- April 16, 2014 | Author: Wendy R. Fleishman
- Law Firm: Lieff, Cabraser, Heimann & Bernstein, LLP - San Francisco Office
Twice in the last seven years, tens of thousands of Americans implanted with cardiac defibrillators have had to make the agonizing decision of whether to undergo surgery to replace their recalled device.
In 2010, the Food and Drug Administration announced a recall of certain St. Jude Medical Riata defibrillators due to faulty wiring. Three years earlier, Medtronic recalled its Sprint Fidelis cardiac devices also because of faulty wires. In both cases, deaths were linked to the defibrillators failing to send necessary electrical shocks to save the lives of patients.
How could these companies have manufactured and sold defective defibrillators that purportedly passed FDA review? A new paper by Harvard researchers, using records recently made available by the FDA, offers one explanation.
As reported in the New York Times, the researchers found that these companies changed the devices after initial approval -- making the electrical wire connecting the defibrillator to the heart thinner, for example -- without determining the safety and effectiveness of the altered devices in clinical trials with real patients under real-life conditions.
While manufacturers say the process (called a premarket approval supplement application) allows manufacturers to get upgrades and improvements to patients faster, the problem is that a device can be modified over and over, even dozens of times, without ever being put through new trials in patients. As stated by Dr. Aaron S. Kesselheim to the New York Times, "Over time, the accumulation of changes may lead to a device that is substantially different than the original product." Most of top-selling devices sold today are "substantially different" from the versions originally approved, Dr. Kesselheim added.
Doctors are often unaware which version of the device they are implanting, said Dr. Rita Redberg, a cardiologist and professor at University of California, San Francisco, who has written on the topic. "These supplements are not just flying under patients' radar screens, they're flying under doctors' radar screens," Dr. Redberg said.

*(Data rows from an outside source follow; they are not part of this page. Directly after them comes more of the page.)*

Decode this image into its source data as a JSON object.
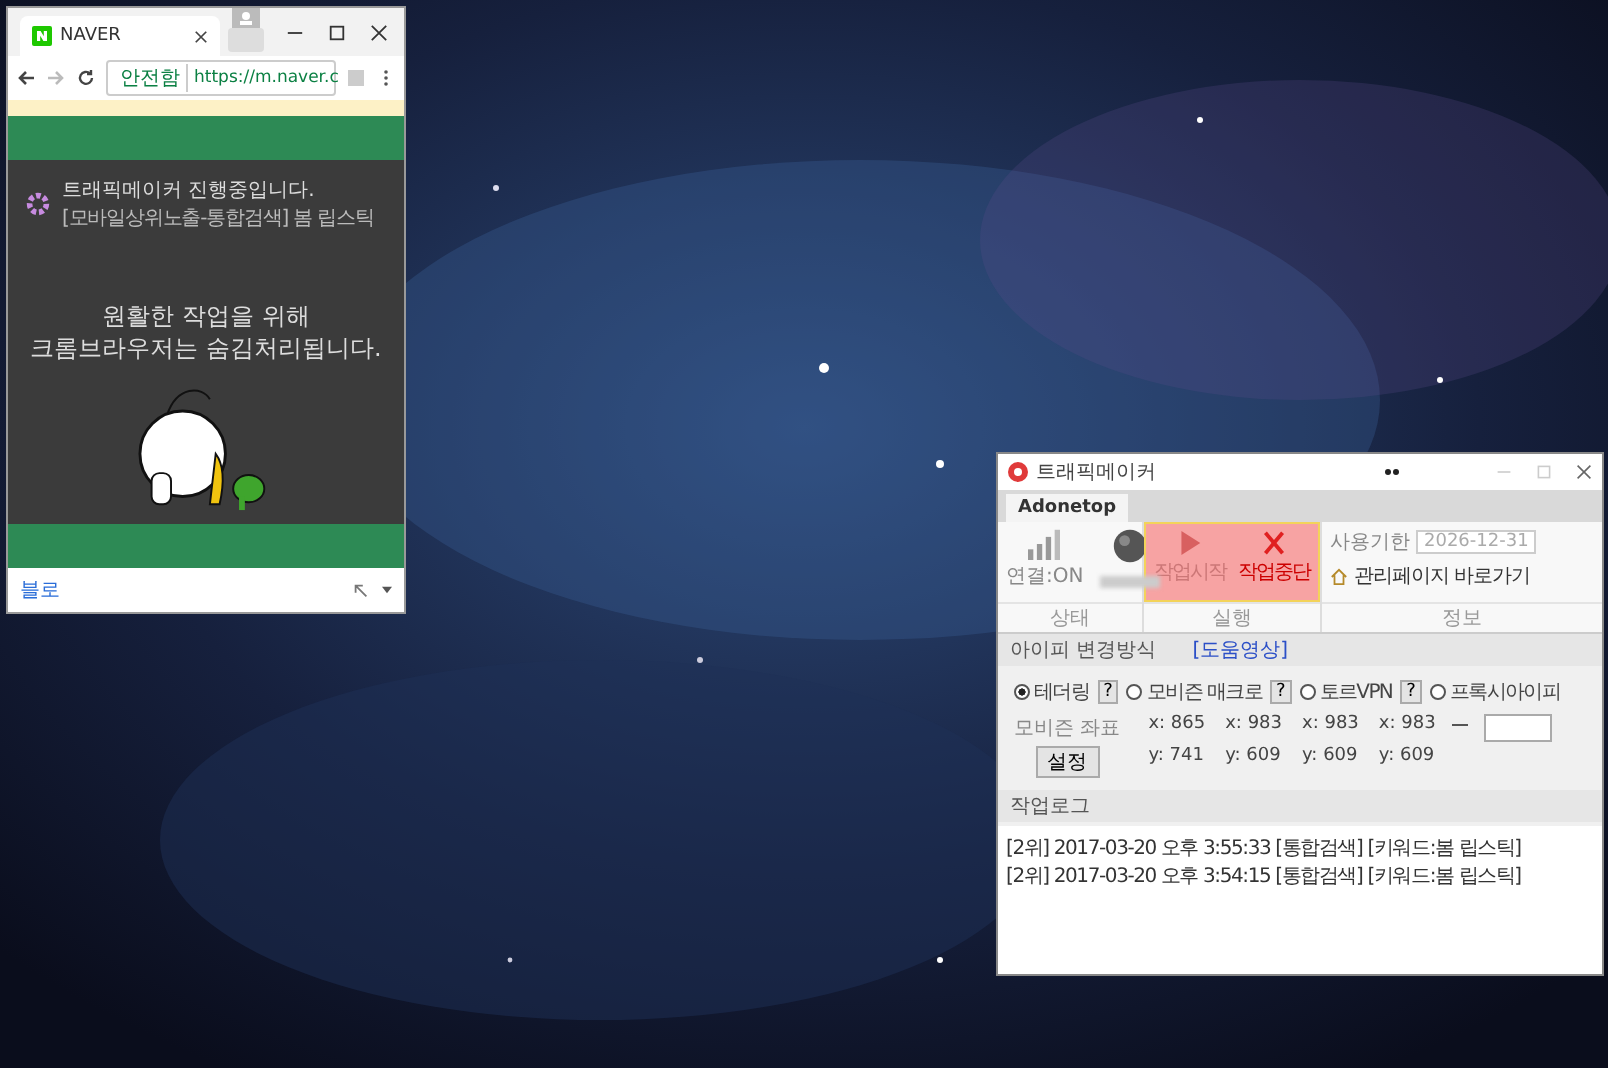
{
  "browser_window": {
    "tab_title": "NAVER",
    "security_label": "안전함",
    "url": "https://m.naver.c",
    "status_title": "트래픽메이커 진행중입니다.",
    "status_detail": "[모바일상위노출-통합검색] 봄 립스틱",
    "message_lines": [
      "원활한 작업을 위해",
      "크롬브라우저는 숨김처리됩니다."
    ],
    "bottom_link": "블로"
  },
  "app_window": {
    "title": "트래픽메이커",
    "tabs": [
      {
        "label": "Adonetop",
        "selected": true
      }
    ],
    "connection": "연결:ON",
    "actions": [
      {
        "kind": "start",
        "label": "작업시작",
        "disabled": true
      },
      {
        "kind": "stop",
        "label": "작업중단",
        "disabled": false
      }
    ],
    "expiry_label": "사용기한",
    "expiry_date": "2026-12-31",
    "admin_link": "관리페이지 바로가기",
    "groups": [
      "상태",
      "실행",
      "정보"
    ],
    "ip_section": {
      "title": "아이피 변경방식",
      "help_link": "[도움영상]",
      "options": [
        {
          "label": "테더링",
          "selected": true,
          "help": "?"
        },
        {
          "label": "모비즌 매크로",
          "selected": false,
          "help": "?"
        },
        {
          "label": "토르VPN",
          "selected": false,
          "help": "?"
        },
        {
          "label": "프록시아이피",
          "selected": false
        }
      ]
    },
    "coords": {
      "label": "모비즌 좌표",
      "button": "설정",
      "x": [
        "x: 865",
        "x: 983",
        "x: 983",
        "x: 983"
      ],
      "y": [
        "y: 741",
        "y: 609",
        "y: 609",
        "y: 609"
      ]
    },
    "log": {
      "title": "작업로그",
      "lines": [
        "[2위] 2017-03-20 오후 3:55:33  [통합검색] [키워드:봄 립스틱]",
        "[2위] 2017-03-20 오후 3:54:15  [통합검색] [키워드:봄 립스틱]"
      ]
    }
  }
}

Lieff Cabraser represents patients who have been implanted with the recalled St. Jude Medical Riata heart lead. Some components in the Riata lead were clinically tested because they were components of an earlier model that was tested. However, the actual Riata device with the faulty electrical wiring that was implanted in patients and subsequently recalled was never clinically tested.